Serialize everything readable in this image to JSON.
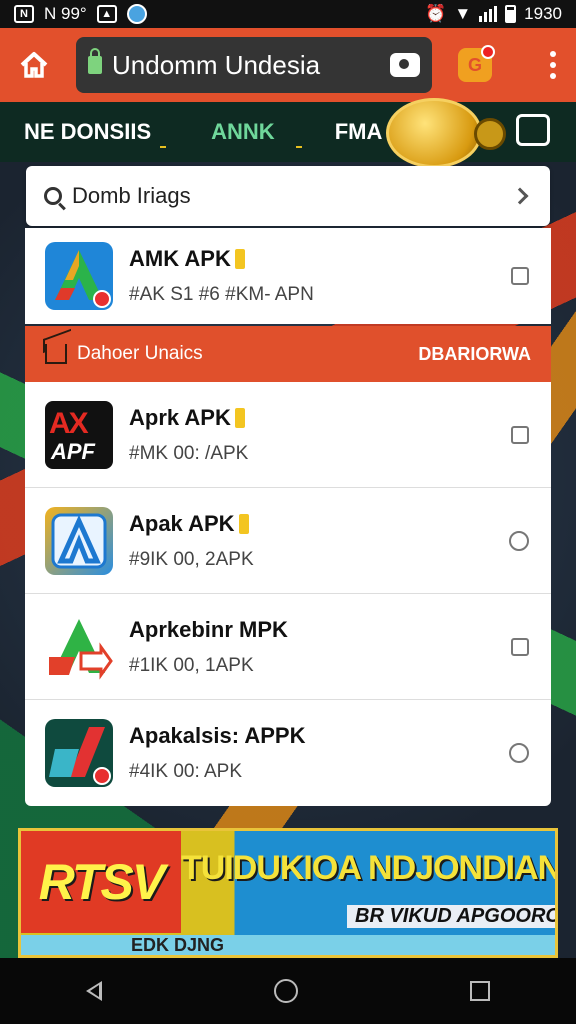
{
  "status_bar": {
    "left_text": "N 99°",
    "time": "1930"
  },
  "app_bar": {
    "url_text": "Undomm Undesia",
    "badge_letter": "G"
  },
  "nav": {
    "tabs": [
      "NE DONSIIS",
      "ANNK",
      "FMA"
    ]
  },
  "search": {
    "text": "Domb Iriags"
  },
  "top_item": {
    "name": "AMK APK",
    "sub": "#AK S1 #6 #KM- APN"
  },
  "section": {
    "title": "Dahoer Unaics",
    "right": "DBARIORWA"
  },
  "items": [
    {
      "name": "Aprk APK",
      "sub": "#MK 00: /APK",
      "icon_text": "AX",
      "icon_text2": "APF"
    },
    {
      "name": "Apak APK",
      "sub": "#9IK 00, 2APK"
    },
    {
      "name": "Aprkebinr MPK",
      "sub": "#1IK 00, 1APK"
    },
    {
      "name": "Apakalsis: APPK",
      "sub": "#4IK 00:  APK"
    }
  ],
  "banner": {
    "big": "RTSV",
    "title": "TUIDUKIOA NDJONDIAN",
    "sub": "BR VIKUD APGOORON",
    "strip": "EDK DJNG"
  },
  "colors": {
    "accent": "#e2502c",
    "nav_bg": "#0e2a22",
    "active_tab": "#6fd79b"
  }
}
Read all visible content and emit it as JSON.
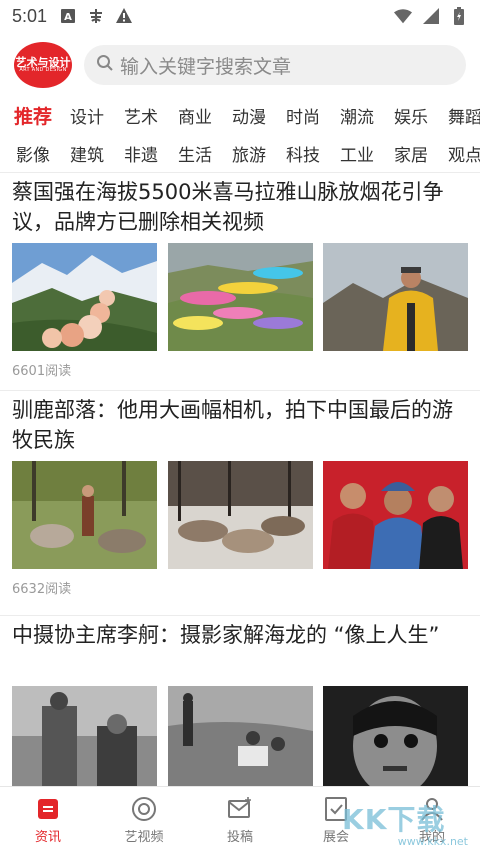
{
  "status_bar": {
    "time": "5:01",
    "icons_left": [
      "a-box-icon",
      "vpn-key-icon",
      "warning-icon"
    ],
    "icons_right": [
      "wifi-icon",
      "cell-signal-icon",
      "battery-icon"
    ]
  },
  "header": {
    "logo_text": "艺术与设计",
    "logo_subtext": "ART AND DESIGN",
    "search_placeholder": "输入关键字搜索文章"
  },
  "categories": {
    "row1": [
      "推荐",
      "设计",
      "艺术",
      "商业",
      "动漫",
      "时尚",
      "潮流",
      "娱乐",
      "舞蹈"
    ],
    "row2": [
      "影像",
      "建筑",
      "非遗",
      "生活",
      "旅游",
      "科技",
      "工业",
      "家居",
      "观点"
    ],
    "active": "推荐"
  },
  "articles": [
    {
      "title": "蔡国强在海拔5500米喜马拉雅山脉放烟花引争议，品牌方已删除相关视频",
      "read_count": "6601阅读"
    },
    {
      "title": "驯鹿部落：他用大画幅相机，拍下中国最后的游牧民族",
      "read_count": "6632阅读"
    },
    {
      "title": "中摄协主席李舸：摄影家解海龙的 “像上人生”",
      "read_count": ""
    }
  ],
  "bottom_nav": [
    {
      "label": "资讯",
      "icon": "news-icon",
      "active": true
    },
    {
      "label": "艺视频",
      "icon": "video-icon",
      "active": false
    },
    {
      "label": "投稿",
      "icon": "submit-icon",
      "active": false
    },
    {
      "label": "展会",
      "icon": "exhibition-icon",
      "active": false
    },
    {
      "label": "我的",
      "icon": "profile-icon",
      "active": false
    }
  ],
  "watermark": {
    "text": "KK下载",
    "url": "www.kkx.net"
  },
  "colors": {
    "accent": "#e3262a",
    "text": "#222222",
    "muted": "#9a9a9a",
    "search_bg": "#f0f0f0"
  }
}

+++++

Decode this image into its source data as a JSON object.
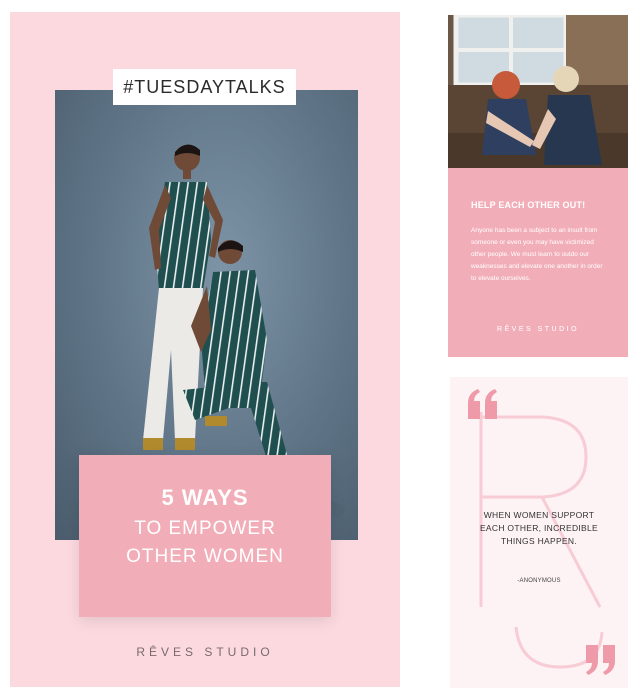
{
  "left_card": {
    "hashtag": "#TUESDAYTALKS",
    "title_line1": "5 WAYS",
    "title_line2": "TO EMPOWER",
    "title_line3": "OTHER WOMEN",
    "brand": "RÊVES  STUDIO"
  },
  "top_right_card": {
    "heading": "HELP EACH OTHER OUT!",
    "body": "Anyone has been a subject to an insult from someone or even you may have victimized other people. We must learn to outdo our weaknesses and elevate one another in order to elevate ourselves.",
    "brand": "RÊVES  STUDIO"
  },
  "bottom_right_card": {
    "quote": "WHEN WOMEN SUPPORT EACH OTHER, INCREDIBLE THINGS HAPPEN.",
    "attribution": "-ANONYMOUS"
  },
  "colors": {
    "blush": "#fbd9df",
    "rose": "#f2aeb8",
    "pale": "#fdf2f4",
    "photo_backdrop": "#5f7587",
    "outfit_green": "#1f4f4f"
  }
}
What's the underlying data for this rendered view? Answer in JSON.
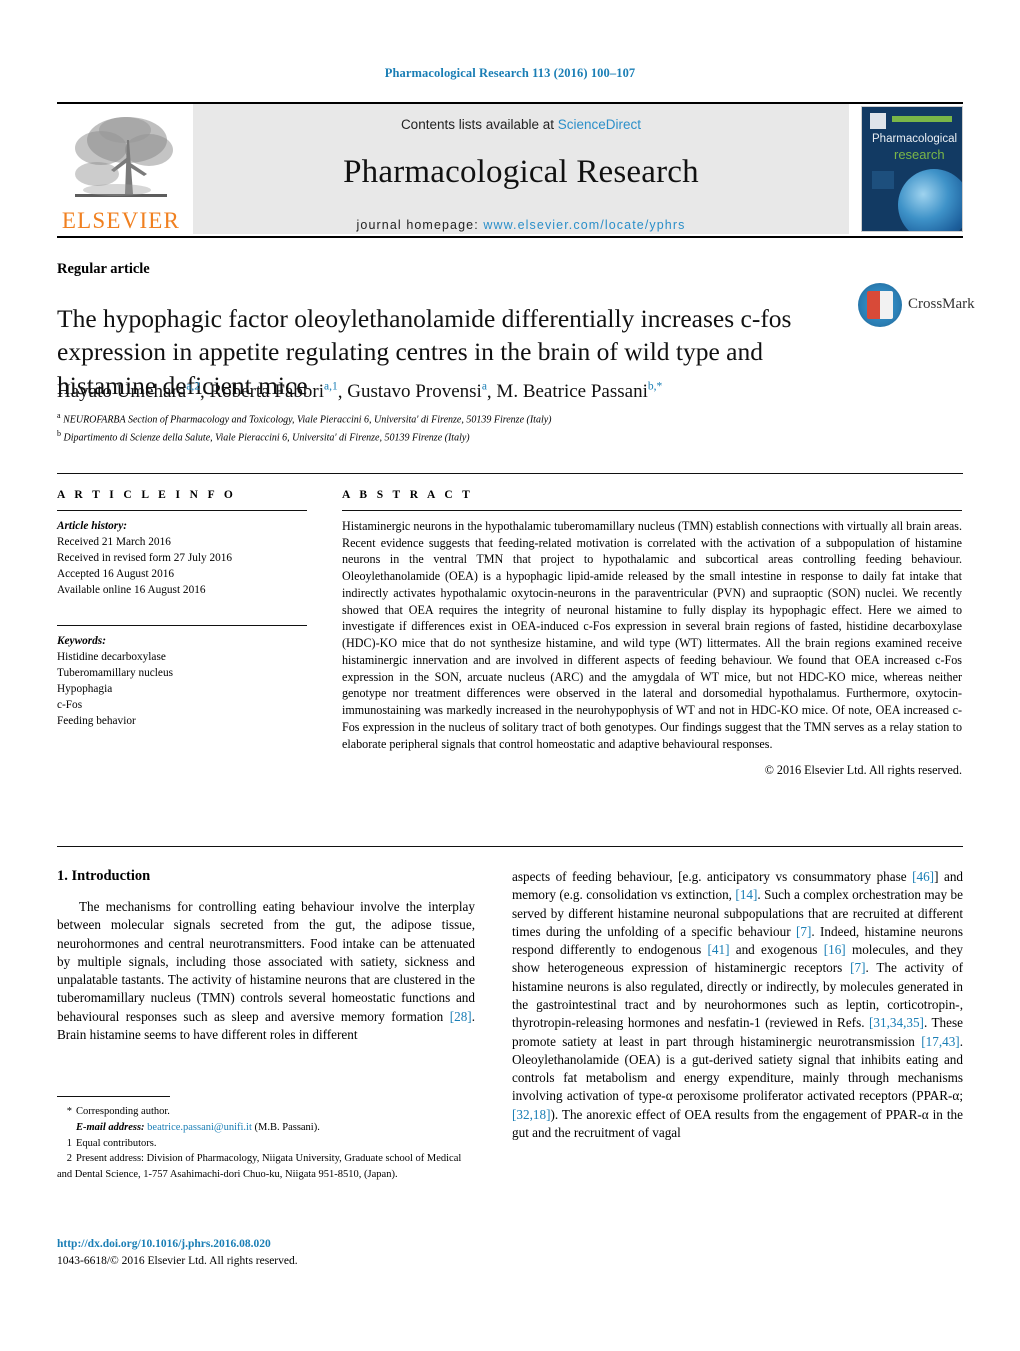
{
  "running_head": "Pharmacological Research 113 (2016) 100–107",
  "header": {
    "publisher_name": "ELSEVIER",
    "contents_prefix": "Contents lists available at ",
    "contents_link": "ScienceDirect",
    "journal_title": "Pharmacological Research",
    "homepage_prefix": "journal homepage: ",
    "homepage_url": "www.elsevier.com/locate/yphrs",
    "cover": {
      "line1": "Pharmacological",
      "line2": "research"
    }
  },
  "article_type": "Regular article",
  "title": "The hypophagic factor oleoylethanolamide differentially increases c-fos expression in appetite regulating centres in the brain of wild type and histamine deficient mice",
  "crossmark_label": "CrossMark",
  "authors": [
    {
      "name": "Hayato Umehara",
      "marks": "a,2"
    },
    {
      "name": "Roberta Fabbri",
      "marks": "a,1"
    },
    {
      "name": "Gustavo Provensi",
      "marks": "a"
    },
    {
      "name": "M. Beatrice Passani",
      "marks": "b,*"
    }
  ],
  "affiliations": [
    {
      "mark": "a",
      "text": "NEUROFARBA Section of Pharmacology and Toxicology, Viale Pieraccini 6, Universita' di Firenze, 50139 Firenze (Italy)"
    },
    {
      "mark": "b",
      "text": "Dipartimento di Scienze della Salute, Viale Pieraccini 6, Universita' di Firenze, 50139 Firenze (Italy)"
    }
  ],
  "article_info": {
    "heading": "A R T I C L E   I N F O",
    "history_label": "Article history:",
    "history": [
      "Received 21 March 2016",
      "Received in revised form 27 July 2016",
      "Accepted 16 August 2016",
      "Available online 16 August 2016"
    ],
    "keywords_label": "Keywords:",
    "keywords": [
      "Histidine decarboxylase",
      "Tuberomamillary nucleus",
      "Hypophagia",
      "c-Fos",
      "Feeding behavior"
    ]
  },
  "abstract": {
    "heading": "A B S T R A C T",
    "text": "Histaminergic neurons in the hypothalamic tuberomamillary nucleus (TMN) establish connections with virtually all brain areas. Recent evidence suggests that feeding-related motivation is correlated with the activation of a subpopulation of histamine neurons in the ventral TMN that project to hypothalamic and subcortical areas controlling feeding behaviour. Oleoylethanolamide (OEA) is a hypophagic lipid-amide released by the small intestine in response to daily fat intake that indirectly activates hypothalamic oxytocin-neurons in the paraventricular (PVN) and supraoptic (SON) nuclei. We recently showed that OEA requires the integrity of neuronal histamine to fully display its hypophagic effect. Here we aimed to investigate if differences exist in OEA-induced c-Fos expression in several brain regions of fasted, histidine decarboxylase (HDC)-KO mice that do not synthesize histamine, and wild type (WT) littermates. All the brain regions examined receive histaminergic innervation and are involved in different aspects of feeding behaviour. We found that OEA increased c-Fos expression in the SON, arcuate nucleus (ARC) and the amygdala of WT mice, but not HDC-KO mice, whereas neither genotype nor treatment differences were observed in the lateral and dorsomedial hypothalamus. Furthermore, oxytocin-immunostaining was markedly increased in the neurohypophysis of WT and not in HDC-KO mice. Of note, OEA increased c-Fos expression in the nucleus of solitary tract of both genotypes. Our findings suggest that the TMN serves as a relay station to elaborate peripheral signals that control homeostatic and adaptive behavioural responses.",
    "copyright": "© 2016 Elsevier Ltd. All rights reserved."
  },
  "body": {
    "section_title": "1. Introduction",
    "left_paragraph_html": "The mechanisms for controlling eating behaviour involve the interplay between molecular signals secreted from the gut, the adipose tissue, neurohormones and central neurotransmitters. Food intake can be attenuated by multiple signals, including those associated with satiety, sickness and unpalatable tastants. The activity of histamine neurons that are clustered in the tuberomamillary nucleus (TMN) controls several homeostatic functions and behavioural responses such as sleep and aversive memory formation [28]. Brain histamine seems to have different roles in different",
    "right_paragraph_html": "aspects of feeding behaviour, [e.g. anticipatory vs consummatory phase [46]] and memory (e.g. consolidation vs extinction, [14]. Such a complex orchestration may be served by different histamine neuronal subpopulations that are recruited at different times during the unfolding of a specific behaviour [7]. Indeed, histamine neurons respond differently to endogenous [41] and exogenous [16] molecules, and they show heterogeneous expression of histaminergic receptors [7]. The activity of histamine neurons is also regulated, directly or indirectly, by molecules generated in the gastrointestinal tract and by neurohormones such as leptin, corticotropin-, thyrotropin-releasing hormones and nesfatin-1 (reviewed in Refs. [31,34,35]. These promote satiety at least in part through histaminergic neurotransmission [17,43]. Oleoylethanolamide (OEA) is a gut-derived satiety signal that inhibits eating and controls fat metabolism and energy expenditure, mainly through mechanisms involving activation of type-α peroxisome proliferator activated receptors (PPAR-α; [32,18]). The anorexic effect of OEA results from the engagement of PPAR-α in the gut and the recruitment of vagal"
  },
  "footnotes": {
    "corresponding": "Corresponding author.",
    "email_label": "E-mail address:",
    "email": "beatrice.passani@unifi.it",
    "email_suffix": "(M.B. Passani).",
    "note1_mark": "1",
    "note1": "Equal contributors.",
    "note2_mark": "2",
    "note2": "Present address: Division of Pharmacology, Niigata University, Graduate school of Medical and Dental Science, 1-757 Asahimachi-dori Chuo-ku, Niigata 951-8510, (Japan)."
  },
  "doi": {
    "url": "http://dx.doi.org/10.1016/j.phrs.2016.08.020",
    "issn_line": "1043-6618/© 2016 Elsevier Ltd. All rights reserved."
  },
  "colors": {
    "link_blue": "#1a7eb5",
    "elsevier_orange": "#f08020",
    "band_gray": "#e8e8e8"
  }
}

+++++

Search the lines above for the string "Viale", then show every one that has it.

      "text": "NEUROFARBA Section of Pharmacology and Toxicology, Viale Pieraccini 6, Universita' di Firenze, 50139 Firenze (Italy)"
      "text": "Dipartimento di Scienze della Salute, Viale Pieraccini 6, Universita' di Firenze, 50139 Firenze (Italy)"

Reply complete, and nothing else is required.